-- Activity --
Below are records to be repeated exactly. Leave their pictures behind.

(App and web page records)
=== Section Start ===
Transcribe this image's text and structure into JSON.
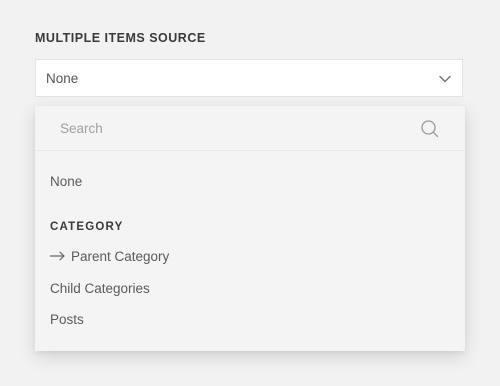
{
  "field": {
    "label": "MULTIPLE ITEMS SOURCE",
    "selected_value": "None"
  },
  "dropdown": {
    "search_placeholder": "Search",
    "none_option": "None",
    "group_heading": "CATEGORY",
    "options": [
      {
        "label": "Parent Category",
        "icon": "arrow-right-icon"
      },
      {
        "label": "Child Categories"
      },
      {
        "label": "Posts"
      }
    ]
  },
  "colors": {
    "background": "#f2f2f2",
    "dropdown_bg": "#f4f4f4",
    "input_bg": "#ffffff",
    "text": "#555555",
    "placeholder": "#a0a0a0"
  }
}
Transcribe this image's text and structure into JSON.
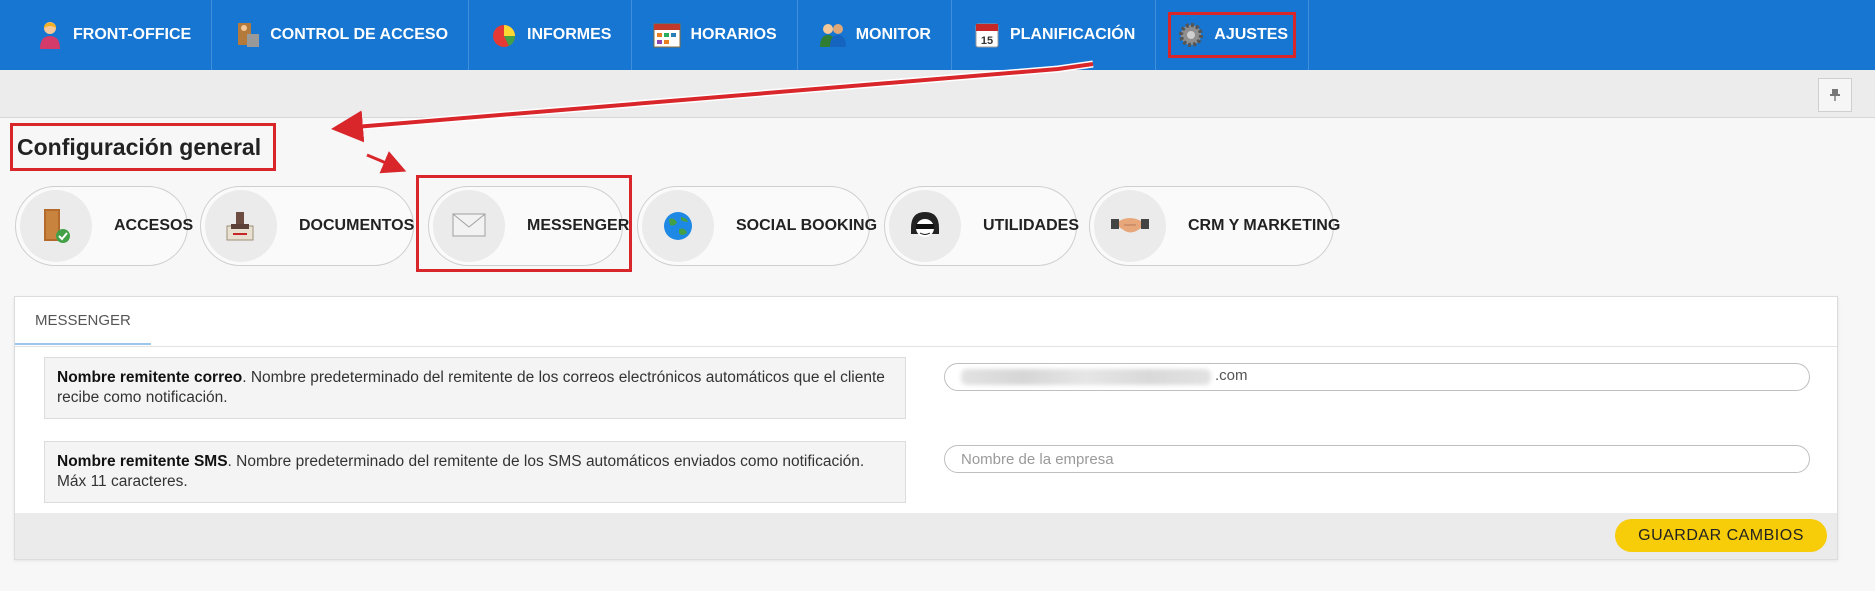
{
  "nav": {
    "items": [
      {
        "label": "FRONT-OFFICE",
        "icon": "receptionist-icon"
      },
      {
        "label": "CONTROL DE ACCESO",
        "icon": "access-control-icon"
      },
      {
        "label": "INFORMES",
        "icon": "pie-chart-icon"
      },
      {
        "label": "HORARIOS",
        "icon": "calendar-grid-icon"
      },
      {
        "label": "MONITOR",
        "icon": "people-icon"
      },
      {
        "label": "PLANIFICACIÓN",
        "icon": "calendar-15-icon"
      },
      {
        "label": "AJUSTES",
        "icon": "gear-icon"
      }
    ],
    "active": "AJUSTES"
  },
  "page": {
    "title": "Configuración general"
  },
  "categories": [
    {
      "label": "ACCESOS",
      "icon": "door-icon"
    },
    {
      "label": "DOCUMENTOS",
      "icon": "document-stamp-icon"
    },
    {
      "label": "MESSENGER",
      "icon": "envelope-icon"
    },
    {
      "label": "SOCIAL BOOKING",
      "icon": "globe-icon"
    },
    {
      "label": "UTILIDADES",
      "icon": "helmet-icon"
    },
    {
      "label": "CRM Y MARKETING",
      "icon": "handshake-icon"
    }
  ],
  "panel": {
    "tab": "MESSENGER",
    "rows": [
      {
        "label_bold": "Nombre remitente correo",
        "label_text": ". Nombre predeterminado del remitente de los correos electrónicos automáticos que el cliente recibe como notificación.",
        "value_suffix": ".com"
      },
      {
        "label_bold": "Nombre remitente SMS",
        "label_text": ". Nombre predeterminado del remitente de los SMS automáticos enviados como notificación. Máx 11 caracteres.",
        "placeholder": "Nombre de la empresa"
      }
    ],
    "save_label": "GUARDAR CAMBIOS"
  },
  "colors": {
    "nav_bg": "#1676d2",
    "highlight": "#d9262b",
    "save_button": "#f7cc08"
  }
}
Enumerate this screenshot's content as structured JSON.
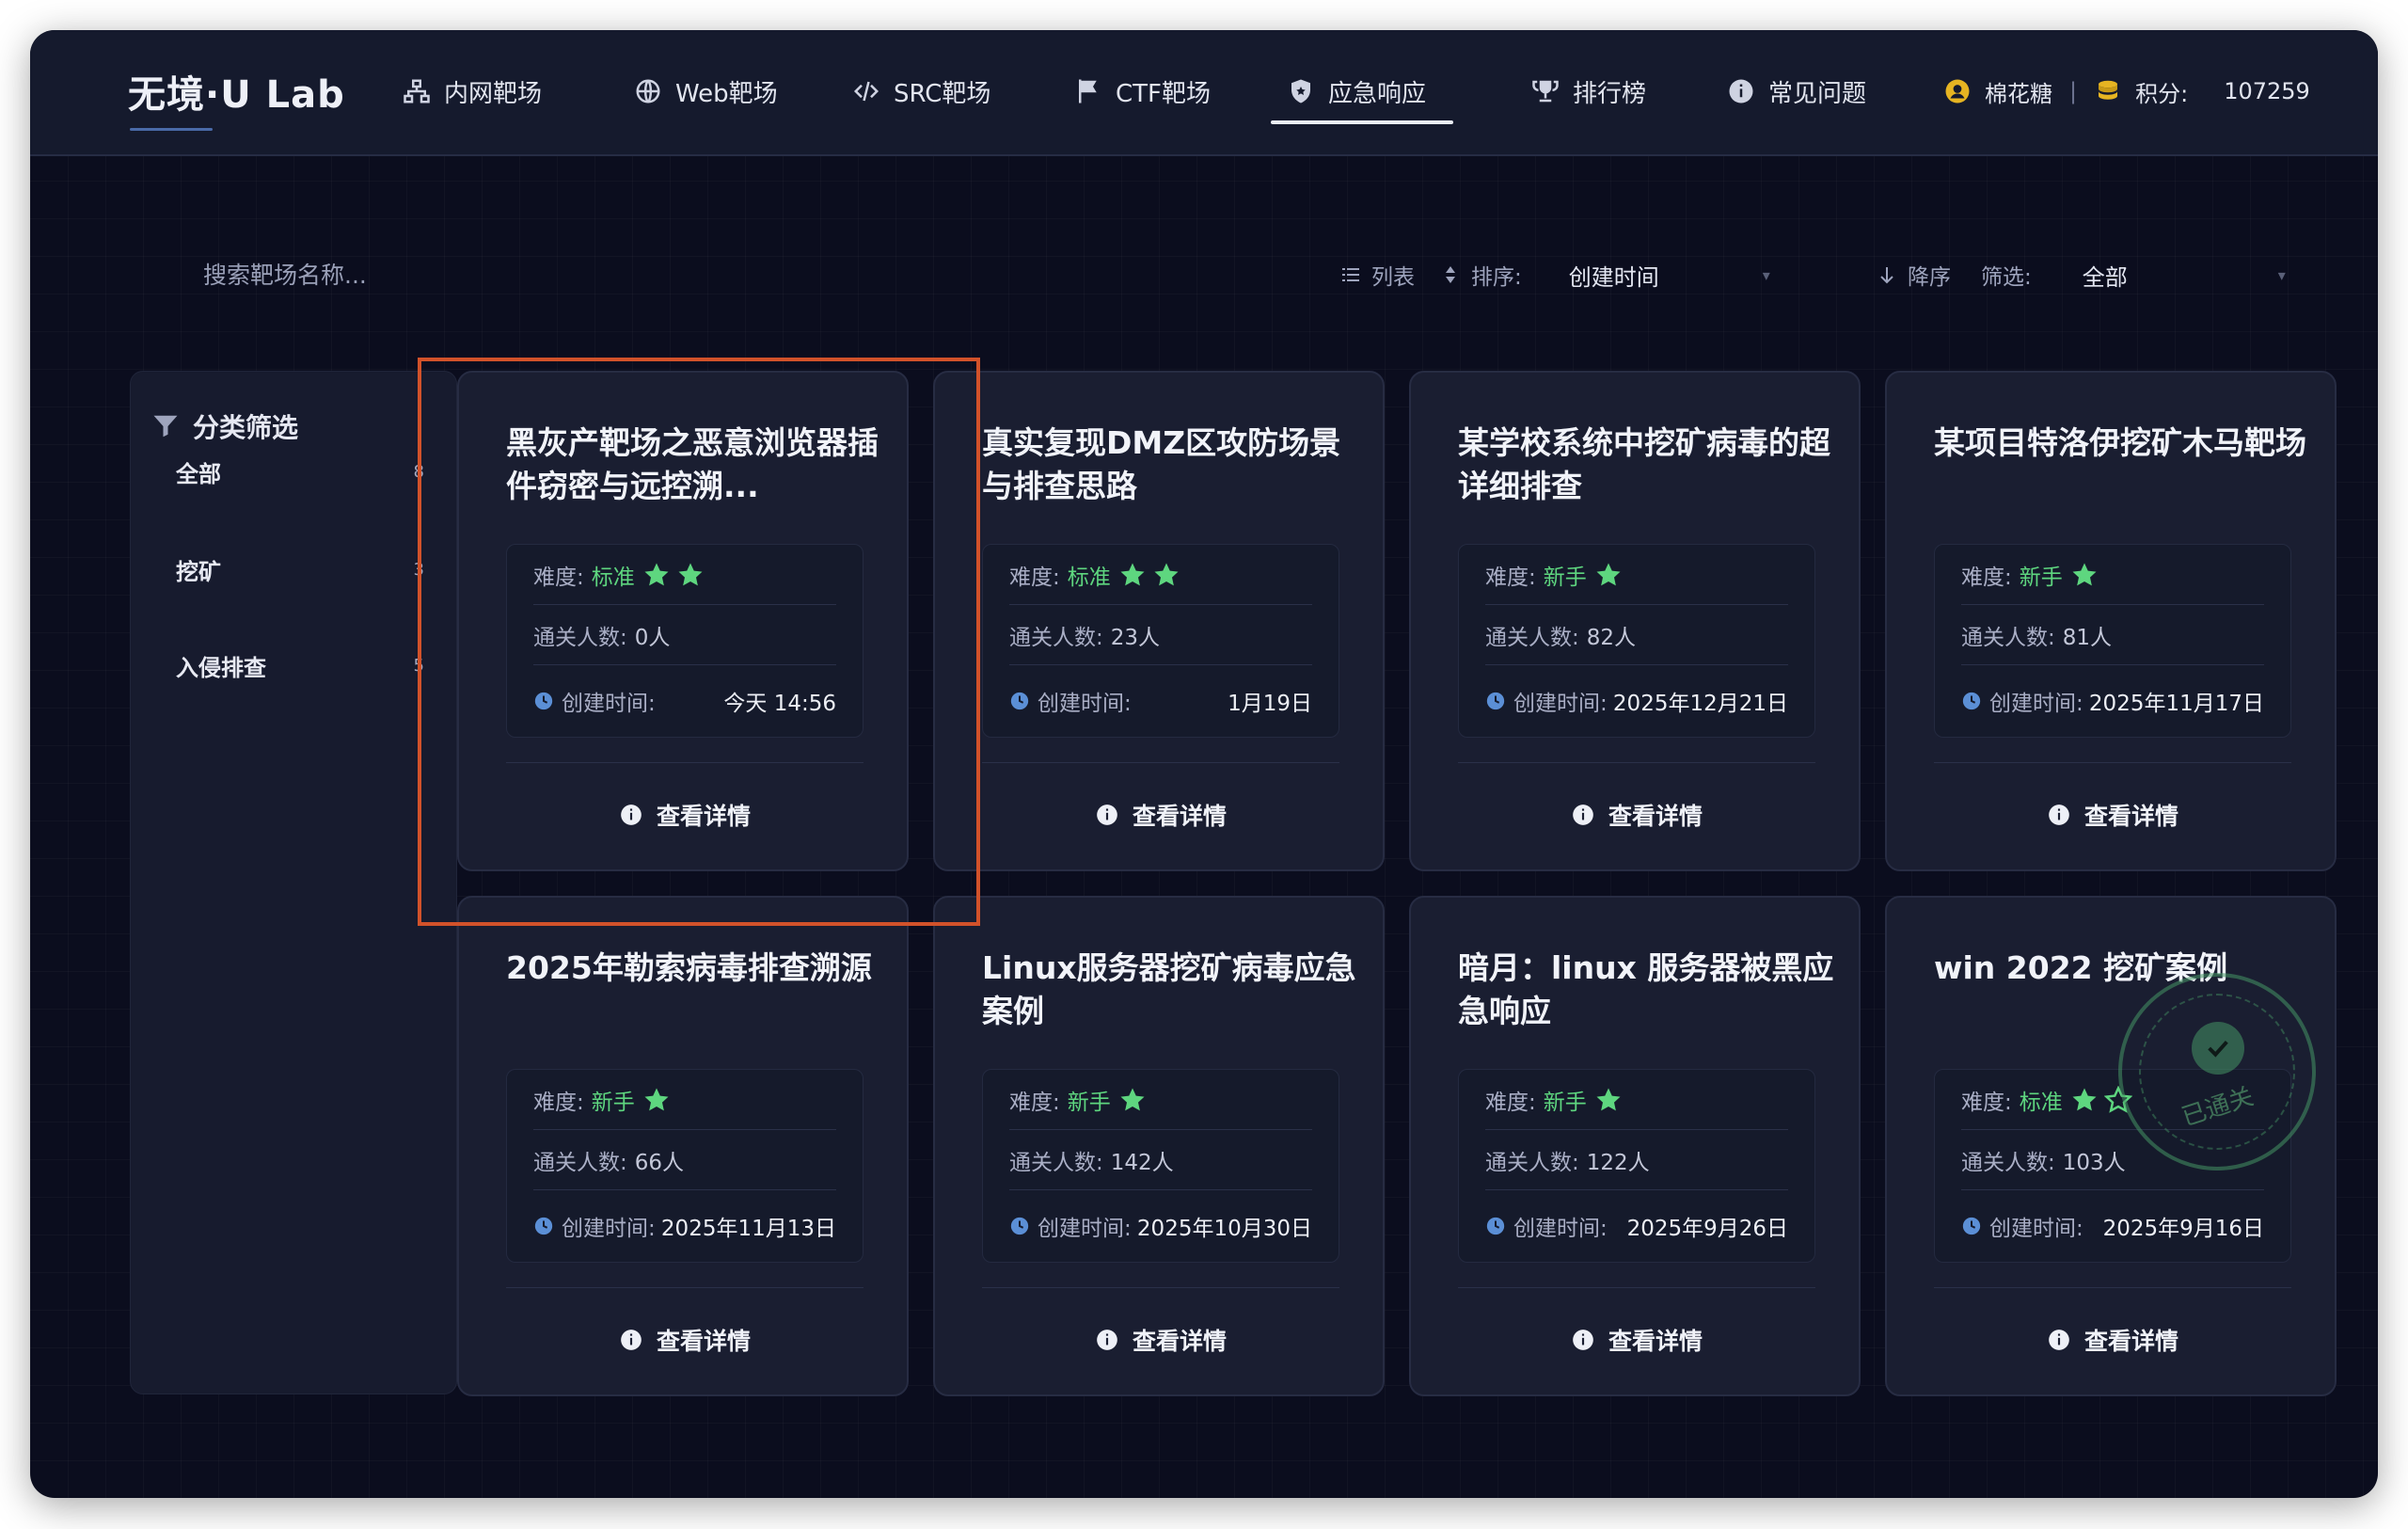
{
  "brand": {
    "logo_text": "无境·U Lab"
  },
  "nav": {
    "items": [
      {
        "label": "内网靶场",
        "icon": "network-icon"
      },
      {
        "label": "Web靶场",
        "icon": "globe-icon"
      },
      {
        "label": "SRC靶场",
        "icon": "code-icon"
      },
      {
        "label": "CTF靶场",
        "icon": "flag-icon"
      },
      {
        "label": "应急响应",
        "icon": "shield-icon",
        "active": true
      },
      {
        "label": "排行榜",
        "icon": "trophy-icon"
      },
      {
        "label": "常见问题",
        "icon": "info-icon"
      }
    ]
  },
  "user": {
    "name": "棉花糖",
    "points_label": "积分:",
    "points": "107259"
  },
  "toolbar": {
    "search_placeholder": "搜索靶场名称...",
    "view_label": "列表",
    "sort_label": "排序:",
    "sort_value": "创建时间",
    "order_label": "降序",
    "filter_label": "筛选:",
    "filter_value": "全部"
  },
  "sidebar": {
    "title": "分类筛选",
    "items": [
      {
        "label": "全部",
        "count": "8"
      },
      {
        "label": "挖矿",
        "count": "3"
      },
      {
        "label": "入侵排查",
        "count": "5"
      }
    ]
  },
  "labels": {
    "difficulty": "难度:",
    "passed": "通关人数:",
    "created": "创建时间:",
    "detail": "查看详情",
    "completed_stamp": "已通关"
  },
  "cards": [
    {
      "title": "黑灰产靶场之恶意浏览器插件窃密与远控溯...",
      "difficulty": "标准",
      "stars": 2,
      "passed": "0人",
      "created": "今天 14:56"
    },
    {
      "title": "真实复现DMZ区攻防场景与排查思路",
      "difficulty": "标准",
      "stars": 2,
      "passed": "23人",
      "created": "1月19日"
    },
    {
      "title": "某学校系统中挖矿病毒的超详细排查",
      "difficulty": "新手",
      "stars": 1,
      "passed": "82人",
      "created": "2025年12月21日"
    },
    {
      "title": "某项目特洛伊挖矿木马靶场",
      "difficulty": "新手",
      "stars": 1,
      "passed": "81人",
      "created": "2025年11月17日"
    },
    {
      "title": "2025年勒索病毒排查溯源",
      "difficulty": "新手",
      "stars": 1,
      "passed": "66人",
      "created": "2025年11月13日"
    },
    {
      "title": "Linux服务器挖矿病毒应急案例",
      "difficulty": "新手",
      "stars": 1,
      "passed": "142人",
      "created": "2025年10月30日"
    },
    {
      "title": "暗月：linux 服务器被黑应急响应",
      "difficulty": "新手",
      "stars": 1,
      "passed": "122人",
      "created": "2025年9月26日"
    },
    {
      "title": "win 2022 挖矿案例",
      "difficulty": "标准",
      "stars": 2,
      "passed": "103人",
      "created": "2025年9月16日",
      "completed": true
    }
  ],
  "colors": {
    "background": "#0b0d1e",
    "card": "#1a1e31",
    "difficulty_green": "#5ed67f",
    "clock_blue": "#5b8fd6",
    "highlight_orange": "#d2522a"
  }
}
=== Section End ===
-- Exercise result --
Transcribe this image's text and structure into JSON.
{
  "field": {
    "label": "MULTIPLE ITEMS SOURCE",
    "selected_value": "None"
  },
  "dropdown": {
    "search_placeholder": "Search",
    "none_option": "None",
    "group_heading": "CATEGORY",
    "options": [
      {
        "label": "Parent Category",
        "icon": "arrow-right-icon"
      },
      {
        "label": "Child Categories"
      },
      {
        "label": "Posts"
      }
    ]
  },
  "colors": {
    "background": "#f2f2f2",
    "dropdown_bg": "#f4f4f4",
    "input_bg": "#ffffff",
    "text": "#555555",
    "placeholder": "#a0a0a0"
  }
}
Transcribe this image's text and structure into JSON.
{
  "nav": {
    "items": [
      {
        "label": "FRONT-OFFICE",
        "icon": "receptionist-icon"
      },
      {
        "label": "CONTROL DE ACCESO",
        "icon": "access-control-icon"
      },
      {
        "label": "INFORMES",
        "icon": "pie-chart-icon"
      },
      {
        "label": "HORARIOS",
        "icon": "calendar-grid-icon"
      },
      {
        "label": "MONITOR",
        "icon": "people-icon"
      },
      {
        "label": "PLANIFICACIÓN",
        "icon": "calendar-15-icon"
      },
      {
        "label": "AJUSTES",
        "icon": "gear-icon"
      }
    ],
    "active": "AJUSTES"
  },
  "page": {
    "title": "Configuración general"
  },
  "categories": [
    {
      "label": "ACCESOS",
      "icon": "door-icon"
    },
    {
      "label": "DOCUMENTOS",
      "icon": "document-stamp-icon"
    },
    {
      "label": "MESSENGER",
      "icon": "envelope-icon"
    },
    {
      "label": "SOCIAL BOOKING",
      "icon": "globe-icon"
    },
    {
      "label": "UTILIDADES",
      "icon": "helmet-icon"
    },
    {
      "label": "CRM Y MARKETING",
      "icon": "handshake-icon"
    }
  ],
  "panel": {
    "tab": "MESSENGER",
    "rows": [
      {
        "label_bold": "Nombre remitente correo",
        "label_text": ". Nombre predeterminado del remitente de los correos electrónicos automáticos que el cliente recibe como notificación.",
        "value_suffix": ".com"
      },
      {
        "label_bold": "Nombre remitente SMS",
        "label_text": ". Nombre predeterminado del remitente de los SMS automáticos enviados como notificación. Máx 11 caracteres.",
        "placeholder": "Nombre de la empresa"
      }
    ],
    "save_label": "GUARDAR CAMBIOS"
  },
  "colors": {
    "nav_bg": "#1676d2",
    "highlight": "#d9262b",
    "save_button": "#f7cc08"
  }
}
Enumerate this screenshot's content as structured JSON.
{
  "brand": {
    "logo_text": "无境·U Lab"
  },
  "nav": {
    "items": [
      {
        "label": "内网靶场",
        "icon": "network-icon"
      },
      {
        "label": "Web靶场",
        "icon": "globe-icon"
      },
      {
        "label": "SRC靶场",
        "icon": "code-icon"
      },
      {
        "label": "CTF靶场",
        "icon": "flag-icon"
      },
      {
        "label": "应急响应",
        "icon": "shield-icon",
        "active": true
      },
      {
        "label": "排行榜",
        "icon": "trophy-icon"
      },
      {
        "label": "常见问题",
        "icon": "info-icon"
      }
    ]
  },
  "user": {
    "name": "棉花糖",
    "points_label": "积分:",
    "points": "107259"
  },
  "toolbar": {
    "search_placeholder": "搜索靶场名称...",
    "view_label": "列表",
    "sort_label": "排序:",
    "sort_value": "创建时间",
    "order_label": "降序",
    "filter_label": "筛选:",
    "filter_value": "全部"
  },
  "sidebar": {
    "title": "分类筛选",
    "items": [
      {
        "label": "全部",
        "count": "8"
      },
      {
        "label": "挖矿",
        "count": "3"
      },
      {
        "label": "入侵排查",
        "count": "5"
      }
    ]
  },
  "labels": {
    "difficulty": "难度:",
    "passed": "通关人数:",
    "created": "创建时间:",
    "detail": "查看详情",
    "completed_stamp": "已通关"
  },
  "cards": [
    {
      "title": "黑灰产靶场之恶意浏览器插件窃密与远控溯...",
      "difficulty": "标准",
      "stars": 2,
      "passed": "0人",
      "created": "今天 14:56"
    },
    {
      "title": "真实复现DMZ区攻防场景与排查思路",
      "difficulty": "标准",
      "stars": 2,
      "passed": "23人",
      "created": "1月19日"
    },
    {
      "title": "某学校系统中挖矿病毒的超详细排查",
      "difficulty": "新手",
      "stars": 1,
      "passed": "82人",
      "created": "2025年12月21日"
    },
    {
      "title": "某项目特洛伊挖矿木马靶场",
      "difficulty": "新手",
      "stars": 1,
      "passed": "81人",
      "created": "2025年11月17日"
    },
    {
      "title": "2025年勒索病毒排查溯源",
      "difficulty": "新手",
      "stars": 1,
      "passed": "66人",
      "created": "2025年11月13日"
    },
    {
      "title": "Linux服务器挖矿病毒应急案例",
      "difficulty": "新手",
      "stars": 1,
      "passed": "142人",
      "created": "2025年10月30日"
    },
    {
      "title": "暗月：linux 服务器被黑应急响应",
      "difficulty": "新手",
      "stars": 1,
      "passed": "122人",
      "created": "2025年9月26日"
    },
    {
      "title": "win 2022 挖矿案例",
      "difficulty": "标准",
      "stars": 2,
      "passed": "103人",
      "created": "2025年9月16日",
      "completed": true
    }
  ],
  "colors": {
    "background": "#0b0d1e",
    "card": "#1a1e31",
    "difficulty_green": "#5ed67f",
    "clock_blue": "#5b8fd6",
    "highlight_orange": "#d2522a"
  }
}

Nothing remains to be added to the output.